Unfortunately many of the couples that come to see me have been trying to have the most delicate nuanced conversations of their marriage with essentially the brain of a reptile! If this level of stress and conflict has been chronic for the couple they may not even realize that a different kind of communication is possible. My work in session is to help each partner to gain more awareness of their own neurology and what triggers these survival mode states. Equally important is the work of helping the couple to learn how to recognize these states in our partner and how to help our partner to return to a feeling of safety and integration.
Internet Addiction & Video Game Addiction

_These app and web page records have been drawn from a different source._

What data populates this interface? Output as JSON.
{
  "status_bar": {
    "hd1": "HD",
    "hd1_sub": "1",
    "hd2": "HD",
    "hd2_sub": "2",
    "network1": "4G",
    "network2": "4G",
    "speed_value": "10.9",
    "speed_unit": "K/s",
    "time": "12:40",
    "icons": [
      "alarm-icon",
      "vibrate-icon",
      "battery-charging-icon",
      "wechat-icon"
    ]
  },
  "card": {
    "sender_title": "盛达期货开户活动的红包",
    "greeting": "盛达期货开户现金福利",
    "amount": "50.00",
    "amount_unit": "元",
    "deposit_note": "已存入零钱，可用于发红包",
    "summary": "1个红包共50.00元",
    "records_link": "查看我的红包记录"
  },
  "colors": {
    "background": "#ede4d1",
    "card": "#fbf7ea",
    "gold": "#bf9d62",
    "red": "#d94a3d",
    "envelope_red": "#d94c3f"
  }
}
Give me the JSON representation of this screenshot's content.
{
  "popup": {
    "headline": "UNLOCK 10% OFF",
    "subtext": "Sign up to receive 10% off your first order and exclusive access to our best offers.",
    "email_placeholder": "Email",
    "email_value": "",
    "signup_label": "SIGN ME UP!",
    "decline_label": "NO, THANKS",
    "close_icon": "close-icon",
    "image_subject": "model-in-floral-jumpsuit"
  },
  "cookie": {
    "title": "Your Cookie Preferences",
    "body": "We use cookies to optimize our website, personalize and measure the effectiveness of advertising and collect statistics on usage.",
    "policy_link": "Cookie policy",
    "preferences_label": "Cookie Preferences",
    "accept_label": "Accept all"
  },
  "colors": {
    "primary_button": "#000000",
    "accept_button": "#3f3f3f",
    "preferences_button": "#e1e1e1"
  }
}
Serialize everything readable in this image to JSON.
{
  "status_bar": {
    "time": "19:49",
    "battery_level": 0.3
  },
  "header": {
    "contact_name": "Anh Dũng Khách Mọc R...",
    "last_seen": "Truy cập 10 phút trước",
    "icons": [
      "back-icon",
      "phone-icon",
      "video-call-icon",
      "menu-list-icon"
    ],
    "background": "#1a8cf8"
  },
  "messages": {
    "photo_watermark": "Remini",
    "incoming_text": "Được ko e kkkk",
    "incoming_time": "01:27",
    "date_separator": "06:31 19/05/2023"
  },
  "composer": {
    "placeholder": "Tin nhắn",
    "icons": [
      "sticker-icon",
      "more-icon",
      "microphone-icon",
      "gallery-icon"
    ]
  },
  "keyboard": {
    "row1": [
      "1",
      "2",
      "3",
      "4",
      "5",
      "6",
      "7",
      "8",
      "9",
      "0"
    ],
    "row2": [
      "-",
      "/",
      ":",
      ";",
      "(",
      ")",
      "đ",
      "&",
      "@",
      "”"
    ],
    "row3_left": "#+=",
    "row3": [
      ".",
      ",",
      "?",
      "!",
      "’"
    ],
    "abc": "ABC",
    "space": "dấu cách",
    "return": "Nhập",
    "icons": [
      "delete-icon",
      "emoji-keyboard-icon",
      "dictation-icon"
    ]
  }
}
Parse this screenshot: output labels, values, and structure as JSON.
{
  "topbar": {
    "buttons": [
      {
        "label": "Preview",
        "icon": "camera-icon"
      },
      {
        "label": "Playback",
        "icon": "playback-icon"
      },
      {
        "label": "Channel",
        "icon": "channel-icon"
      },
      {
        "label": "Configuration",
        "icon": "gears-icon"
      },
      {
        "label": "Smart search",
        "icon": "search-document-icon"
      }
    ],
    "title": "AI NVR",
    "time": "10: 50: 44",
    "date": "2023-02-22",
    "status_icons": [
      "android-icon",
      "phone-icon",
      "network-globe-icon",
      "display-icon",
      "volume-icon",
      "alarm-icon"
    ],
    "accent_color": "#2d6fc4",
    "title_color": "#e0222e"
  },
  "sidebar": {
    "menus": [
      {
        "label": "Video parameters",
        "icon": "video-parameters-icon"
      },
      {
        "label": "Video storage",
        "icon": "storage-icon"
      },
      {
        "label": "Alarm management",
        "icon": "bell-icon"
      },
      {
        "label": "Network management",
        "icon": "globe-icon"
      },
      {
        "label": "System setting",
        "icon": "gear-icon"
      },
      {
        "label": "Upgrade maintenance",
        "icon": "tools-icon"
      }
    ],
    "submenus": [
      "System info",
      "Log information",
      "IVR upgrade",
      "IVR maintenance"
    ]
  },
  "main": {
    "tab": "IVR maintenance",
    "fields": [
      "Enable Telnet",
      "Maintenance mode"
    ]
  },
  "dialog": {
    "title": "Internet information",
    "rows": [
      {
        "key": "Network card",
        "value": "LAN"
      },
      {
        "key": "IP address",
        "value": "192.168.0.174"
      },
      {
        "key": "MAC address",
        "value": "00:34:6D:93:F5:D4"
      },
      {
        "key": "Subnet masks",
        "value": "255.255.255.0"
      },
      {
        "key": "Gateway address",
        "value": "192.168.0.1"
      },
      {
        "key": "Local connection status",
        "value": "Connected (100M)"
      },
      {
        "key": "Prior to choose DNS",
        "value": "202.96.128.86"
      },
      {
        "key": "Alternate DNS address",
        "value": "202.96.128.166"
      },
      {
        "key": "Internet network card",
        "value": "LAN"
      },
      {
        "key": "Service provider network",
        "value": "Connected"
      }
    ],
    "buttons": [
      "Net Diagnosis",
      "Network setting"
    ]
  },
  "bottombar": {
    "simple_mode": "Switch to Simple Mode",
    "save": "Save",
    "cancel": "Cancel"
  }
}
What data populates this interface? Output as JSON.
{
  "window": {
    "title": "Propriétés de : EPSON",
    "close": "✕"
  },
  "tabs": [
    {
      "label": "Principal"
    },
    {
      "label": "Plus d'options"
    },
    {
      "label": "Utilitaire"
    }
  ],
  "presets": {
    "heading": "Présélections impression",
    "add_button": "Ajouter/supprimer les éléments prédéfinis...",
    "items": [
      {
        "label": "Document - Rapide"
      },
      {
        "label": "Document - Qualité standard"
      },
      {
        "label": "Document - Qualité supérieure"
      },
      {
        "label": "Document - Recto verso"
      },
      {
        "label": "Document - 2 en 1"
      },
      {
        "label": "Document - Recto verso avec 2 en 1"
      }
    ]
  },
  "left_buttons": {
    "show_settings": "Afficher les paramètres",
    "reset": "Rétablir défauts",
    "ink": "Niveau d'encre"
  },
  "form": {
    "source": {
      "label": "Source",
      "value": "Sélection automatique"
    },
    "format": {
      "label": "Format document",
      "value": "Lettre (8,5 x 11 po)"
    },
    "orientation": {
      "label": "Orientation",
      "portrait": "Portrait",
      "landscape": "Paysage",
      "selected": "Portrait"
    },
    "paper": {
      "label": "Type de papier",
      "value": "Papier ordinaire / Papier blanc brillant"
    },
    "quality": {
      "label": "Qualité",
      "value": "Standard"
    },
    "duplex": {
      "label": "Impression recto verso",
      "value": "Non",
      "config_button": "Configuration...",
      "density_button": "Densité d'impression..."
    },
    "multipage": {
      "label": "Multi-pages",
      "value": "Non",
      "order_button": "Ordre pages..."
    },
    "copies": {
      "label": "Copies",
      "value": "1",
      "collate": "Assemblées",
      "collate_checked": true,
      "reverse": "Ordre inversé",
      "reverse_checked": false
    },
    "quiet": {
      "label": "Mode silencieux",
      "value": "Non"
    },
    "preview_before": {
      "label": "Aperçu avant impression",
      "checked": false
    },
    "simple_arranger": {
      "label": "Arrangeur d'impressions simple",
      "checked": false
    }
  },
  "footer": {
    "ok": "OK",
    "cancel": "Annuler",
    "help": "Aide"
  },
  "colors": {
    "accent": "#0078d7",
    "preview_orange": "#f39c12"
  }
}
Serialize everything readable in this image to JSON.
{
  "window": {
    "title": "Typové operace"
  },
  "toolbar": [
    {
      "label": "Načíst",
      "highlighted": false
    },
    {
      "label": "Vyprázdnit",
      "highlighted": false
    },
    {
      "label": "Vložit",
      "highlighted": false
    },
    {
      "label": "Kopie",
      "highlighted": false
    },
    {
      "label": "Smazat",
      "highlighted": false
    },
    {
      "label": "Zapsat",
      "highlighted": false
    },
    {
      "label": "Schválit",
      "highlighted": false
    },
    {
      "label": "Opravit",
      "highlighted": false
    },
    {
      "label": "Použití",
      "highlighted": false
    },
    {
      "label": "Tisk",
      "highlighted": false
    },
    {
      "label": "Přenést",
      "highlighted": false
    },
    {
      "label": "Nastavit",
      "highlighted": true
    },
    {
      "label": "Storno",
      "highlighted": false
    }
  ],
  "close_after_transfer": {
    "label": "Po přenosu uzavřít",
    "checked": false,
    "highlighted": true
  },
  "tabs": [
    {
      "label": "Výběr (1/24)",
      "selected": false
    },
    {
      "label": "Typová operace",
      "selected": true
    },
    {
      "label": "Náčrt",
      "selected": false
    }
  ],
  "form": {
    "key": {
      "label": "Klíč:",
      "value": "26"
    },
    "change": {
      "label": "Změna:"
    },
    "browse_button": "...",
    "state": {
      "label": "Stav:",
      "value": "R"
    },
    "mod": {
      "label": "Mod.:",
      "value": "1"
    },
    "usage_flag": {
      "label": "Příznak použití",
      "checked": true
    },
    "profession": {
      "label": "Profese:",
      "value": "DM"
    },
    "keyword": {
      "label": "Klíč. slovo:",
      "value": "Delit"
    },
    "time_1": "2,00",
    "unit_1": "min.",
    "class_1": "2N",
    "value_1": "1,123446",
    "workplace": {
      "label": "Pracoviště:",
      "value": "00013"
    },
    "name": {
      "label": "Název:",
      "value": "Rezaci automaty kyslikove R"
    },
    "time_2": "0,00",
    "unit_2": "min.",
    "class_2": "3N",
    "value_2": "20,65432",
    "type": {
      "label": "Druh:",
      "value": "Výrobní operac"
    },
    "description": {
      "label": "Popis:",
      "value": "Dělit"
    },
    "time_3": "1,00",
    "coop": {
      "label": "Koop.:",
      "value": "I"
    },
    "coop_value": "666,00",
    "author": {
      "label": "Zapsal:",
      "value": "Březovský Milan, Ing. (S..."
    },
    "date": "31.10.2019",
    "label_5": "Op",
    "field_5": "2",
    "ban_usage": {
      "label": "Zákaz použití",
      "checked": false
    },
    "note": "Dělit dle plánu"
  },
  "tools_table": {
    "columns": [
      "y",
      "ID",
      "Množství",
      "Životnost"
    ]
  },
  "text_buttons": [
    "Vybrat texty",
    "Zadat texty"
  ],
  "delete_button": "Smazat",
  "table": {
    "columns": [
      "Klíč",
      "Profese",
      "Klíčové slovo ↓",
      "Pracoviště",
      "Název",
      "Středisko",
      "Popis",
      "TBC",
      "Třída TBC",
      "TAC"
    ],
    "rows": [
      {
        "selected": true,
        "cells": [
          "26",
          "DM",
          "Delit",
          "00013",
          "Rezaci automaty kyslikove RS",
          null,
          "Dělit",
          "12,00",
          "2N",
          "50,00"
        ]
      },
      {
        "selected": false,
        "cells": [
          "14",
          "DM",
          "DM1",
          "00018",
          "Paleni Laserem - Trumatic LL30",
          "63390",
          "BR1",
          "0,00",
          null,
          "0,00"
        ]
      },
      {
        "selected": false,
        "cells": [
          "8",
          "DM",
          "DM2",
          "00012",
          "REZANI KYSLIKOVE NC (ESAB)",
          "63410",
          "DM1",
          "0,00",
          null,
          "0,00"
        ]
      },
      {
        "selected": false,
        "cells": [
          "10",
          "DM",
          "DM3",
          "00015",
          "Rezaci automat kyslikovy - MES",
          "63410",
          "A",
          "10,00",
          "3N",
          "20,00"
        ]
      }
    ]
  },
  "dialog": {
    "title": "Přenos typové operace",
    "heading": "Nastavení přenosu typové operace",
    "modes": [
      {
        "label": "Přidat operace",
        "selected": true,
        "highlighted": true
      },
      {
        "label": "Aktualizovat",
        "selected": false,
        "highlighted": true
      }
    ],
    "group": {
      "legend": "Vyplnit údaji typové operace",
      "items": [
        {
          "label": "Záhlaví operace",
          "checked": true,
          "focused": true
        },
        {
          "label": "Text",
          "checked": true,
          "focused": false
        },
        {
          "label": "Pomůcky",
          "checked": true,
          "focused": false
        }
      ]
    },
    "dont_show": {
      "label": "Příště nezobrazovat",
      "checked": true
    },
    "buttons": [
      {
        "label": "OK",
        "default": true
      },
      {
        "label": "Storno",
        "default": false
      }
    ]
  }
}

Over the past decade, I have noticed that an increasing number of my clients struggle with issues related to internet addiction. Internet addiction includes social media, gambling, pornography and video game addiction. In some cases, internet addiction has reached the point where it negatively impacts sleep and school or work performance. For others the overuse manifests more subtly so that the term internet addiction might not even apply. In either case, my clients feel that their internet use is consuming valuable free time that they wish could be spent on ultimately more fulfilling pursuits such as creative projects, more time with friends and family or personal/professional growth. I have found my approach to be highly effective in helping people break out of habituated patterns associated with these types of internet addictions. I particularly enjoy working with my clients to understand how behaviors associated with internet addiction are actually driven by unmet needs and are often an expression of latent talents.
Because of the relational nature of my work, I am a strong believer in the power of group therapy. I have served on the board of the Austin Group Psychotherapy Society (AGPS) and an active member in the American Group Psychotherapy Association (AGPA) and am receiving training in the Modern Analytic modality. The group experience provides members with a number of unique features that make it an excellent adjunct to individual therapy. Within the therapy group, people tend to socially engage in ways that are familiar. By helping members to slow down and encouraging a culture of curiosity and exploration, group members have the opportunity to become aware of their own interpersonal dynamics and then explore new modes of engagement. Additionally, almost all of us are curious to know how we are perceived by others. Group provides members with an opportunity to give and receive this gift of authentic feedback within a safe, supportive environment. I currently lead three psychotherapy groups, one of which is specifically for young adults.
Growing up in a variety of different countries provided me with the opportunity to witness firsthand that perceptions of psychological health can differ widely between cultures. Despite these differences, one uniting characteristic I observed was the desire for human contact—an observation which contributed to my later interest in multiculturalism and interpersonal psychology, as well as couples work. For my undergraduate education, I attended Middlebury College in Vermont where I studied environmental science. It was at Middlebury where I met my wife, Tori. Together we traveled to Texas A&M where we both received our Ph.D. in Counseling Psychology. Though my field of study shifted from the environment to psychology, I still have a strong interest in issues of sustainability, stewardship, and environmental education. Each summer Tori and I enjoy spending some time at the family farm in the Northeast Kingdom putting these concepts into practice. The creative process is also something that I highly value. In my free time here in Austin, I enjoy writing, sculpting and landscaping.